Google
  Web shaunsre.blogspot.com   

Monday, August 27, 2007

Early Prosper Payoff!

When I logged in to my Prosper.com account over the weekend to check things out, I was surprised to see that one of my loans was being paid off early. This was a nice contrast to my two loans that have defaulted. Once this loan has been paid off, which should be in a day or two as the transaction settles, I will be left with one remaining loan, which is at 8.85%.

6 comments:

ryanhegs said...

Shaun,
What is your overall impression of prosper.com as an investment/profit making tool? It is something I have considered but not jumped into yet. Would you recommend it?

-Ryan

www.ryanhegs.com - Investing, Business, & More

Shaun said...

I would not recommend it for the reasons I write about here. But others have had better experiences than I have. I will also note that I started with Prosper long before they had the evaluation tools available that they do now, so lenders now have more information to use to make their decisions. Two of my 4 loans have defaulted and perhaps if I had those analysis tools, I would not have made those loans. Still, it's not for me.

I've written many posts about Prosper. Use the search box here to search for "prosper.com" and you'll find them. (Most were made before I started using labels on posts, so the "Prosper" label won't display all of them.)

Anonymous said...

Hi Shaun,
First the kudos...then a question (or two)

You have an awesome blog...a daily must-read for me. I've managed to read each and everyone of your posts starting with 2004. I find them very informative and true to the blog's mission.

Now the questions...
What do you think of investing in a strip mall store with an excellent location. Have you considered it ? researched it ? Just looking for your thoughts.

Also, given the glut on homes on the market- do u think its a good time to jump in for bargains or does the market get worse before it gets better.

Thanks and keep up the good work.

Shaun said...

Thanks for the kind words!

I've only indirectly invested in a strip mall. One of the new properties that became part of my Louisiana deal is a strip mall in Texas. But I'm just a hard money lender in that and it's part of a larger package of properties, so I didn't really analyze it at all. I do have a write up on it though that goes into detail about the tenants, future possibilities, etc. I think Trisha at Building An Empire looked at / is looking at a strip mall purchase. A link to her is in my blogroll on the left. Personally, I think it could be a good deal. As always, it depends on what your due diligence turns up and what you can buy it for.

As for houses, I'm of the opinion that if the cashflow meets your needs and your other due diligence doesn't turn up any red flags, it's a good deal. I don't buy houses solely based on potential appreciation or depreciation. If I can find one that is a good deal and cashflows positive with an ROI that is acceptable to me, I'll take it.

Anonymous said...

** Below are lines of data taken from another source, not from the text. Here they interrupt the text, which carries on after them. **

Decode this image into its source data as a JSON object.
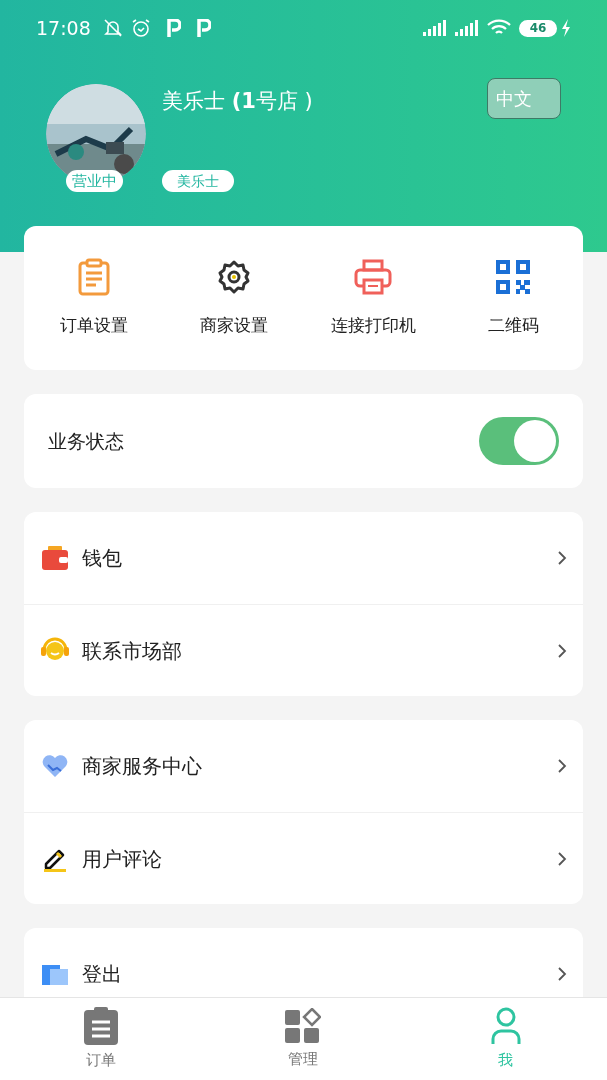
{
  "status_bar": {
    "time": "17:08",
    "battery": "46"
  },
  "profile": {
    "store_name": "美乐士 **(1**号店 )",
    "status_badge": "营业中",
    "brand_tag": "美乐士",
    "language_button": "中文"
  },
  "quick_actions": [
    {
      "kind": "clipboard",
      "label": "订单设置"
    },
    {
      "kind": "gear",
      "label": "商家设置"
    },
    {
      "kind": "printer",
      "label": "连接打印机"
    },
    {
      "kind": "qr",
      "label": "二维码"
    }
  ],
  "business_status": {
    "label": "业务状态",
    "on": true
  },
  "menu_groups": [
    [
      {
        "kind": "wallet",
        "label": "钱包"
      },
      {
        "kind": "headset",
        "label": "联系市场部"
      }
    ],
    [
      {
        "kind": "handshake",
        "label": "商家服务中心"
      },
      {
        "kind": "pen",
        "label": "用户评论"
      }
    ],
    [
      {
        "kind": "logout",
        "label": "登出"
      }
    ]
  ],
  "tabs": [
    {
      "kind": "orders",
      "label": "订单",
      "selected": false
    },
    {
      "kind": "manage",
      "label": "管理",
      "selected": false
    },
    {
      "kind": "me",
      "label": "我",
      "selected": true
    }
  ]
}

Shaun, Thanks for the quick response. Appreciate your insights. A quick word on the last part of your comment "...cashflow meets your needs": cashflow can be manipulated based on how much you put down/finance. Is there is rule-of-them for how much/little to put as down payment ? Is is better to put down as much as possible or should one leverage to the max ?

Once again, thanks.

Shaun said...

What ROI you want will help you determine how much to put down. ROI is your yearly cashflow divided by the amount of money you invested. So if you put down $10,000 and you get $100 cash flow a month, your ROI is 12%. But if you put down $20,000 and your cash flow is $150 a month (because your mortgage payment will be less each month), your ROI is 9%. So it all depends on what ROI you want to earn on your money. Maximum leverage might give you a higher ROI, but you have less room for error. For example, if you put no money down, you might be able to cashflow $25 a month. Your ROI in this case is infinite because you have none of your own money in the deal. However, if a water heater breaks, or the tenant moves out or some other unforeseen event happens, your $25 a month cashflow doesn't give you much cushion to handle such emergencies. So it's all a trade between different variables. You have to come up with a combination you are comfortable with.

© 2006 Shaun | Site Feed | Back to top